Likewise, the idea that the province as equaliser may work in better situated provinces. Elsewhere, the challenges are still present. A poor municipality in a poor province may have problems in providing education services. There is already instance where a first income class municipality in a first income class province is having its share of difficulties. Worse could be expected for lesser-situated LGUs.

In the short-term, LGUs can start solving their SEF problem by regularly updating their SMVs. For politicians, this could be a hard task. Increasing taxes is like killing the dreams of reelection. However, if the citizens can see that proper services are provided, there should be no reason not to update the SMVs.

In the long-term, a review of the SEF system can be made by looking at other possible sources of SEF aside from RPT, or improve/modify the computation scheme. There are many pending proposed legislations in both chambers of Congress about the SEF, its collection and utilisation. After more than 20 years, it is about time to update it as well.

ENDNOTES

[1] Data from DOF-BLGF covered 2010 to 2012.

[2] Data for the Province of Tawi-Tawi is not available.

About the author

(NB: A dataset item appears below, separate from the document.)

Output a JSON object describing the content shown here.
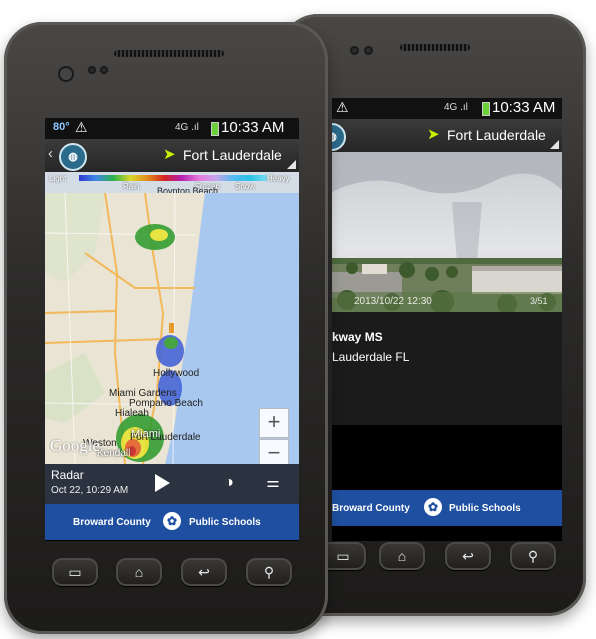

Jan Robert R. Go is Assistant Professor at the Department of Political Science, University of the Philippines Diliman. His research interests include decentralisation and devolution studies, local government and politics, politics of educational reform and governance, and new institutionalism in political science.